(Dataset items)
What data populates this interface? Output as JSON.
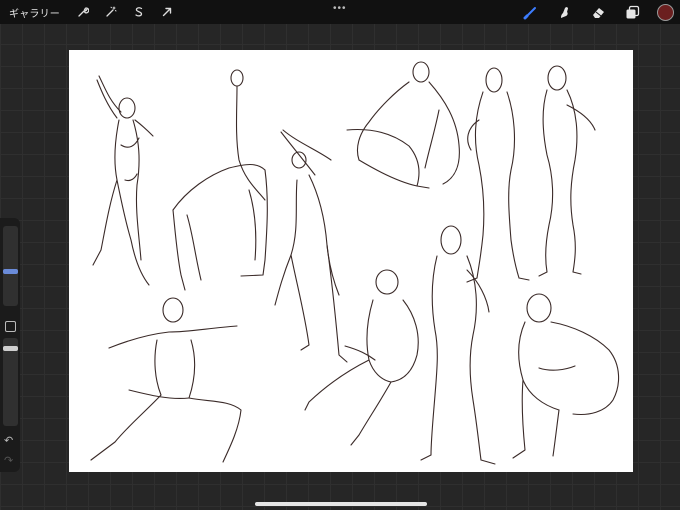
{
  "topbar": {
    "gallery_label": "ギャラリー",
    "left_tools": [
      "wrench-icon",
      "magic-wand-icon",
      "selection-icon",
      "transform-arrow-icon"
    ],
    "more_label": "•••",
    "right_tools": [
      "brush-icon",
      "smudge-icon",
      "eraser-icon",
      "layers-icon"
    ]
  },
  "colors": {
    "accent_brush": "#3d7dff",
    "current_color": "#6b1f1f",
    "ink": "#3a2a28"
  },
  "sidebar": {
    "brush_size_level": 0.25,
    "opacity_level": 0.3,
    "controls": [
      "brush-size-slider",
      "modify-button",
      "opacity-slider",
      "undo-icon",
      "redo-icon"
    ]
  }
}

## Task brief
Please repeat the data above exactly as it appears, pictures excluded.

## The answer
What data populates this interface? Output as JSON.
{
  "topbar": {
    "gallery_label": "ギャラリー",
    "left_tools": [
      "wrench-icon",
      "magic-wand-icon",
      "selection-icon",
      "transform-arrow-icon"
    ],
    "more_label": "•••",
    "right_tools": [
      "brush-icon",
      "smudge-icon",
      "eraser-icon",
      "layers-icon"
    ]
  },
  "colors": {
    "accent_brush": "#3d7dff",
    "current_color": "#6b1f1f",
    "ink": "#3a2a28"
  },
  "sidebar": {
    "brush_size_level": 0.25,
    "opacity_level": 0.3,
    "controls": [
      "brush-size-slider",
      "modify-button",
      "opacity-slider",
      "undo-icon",
      "redo-icon"
    ]
  }
}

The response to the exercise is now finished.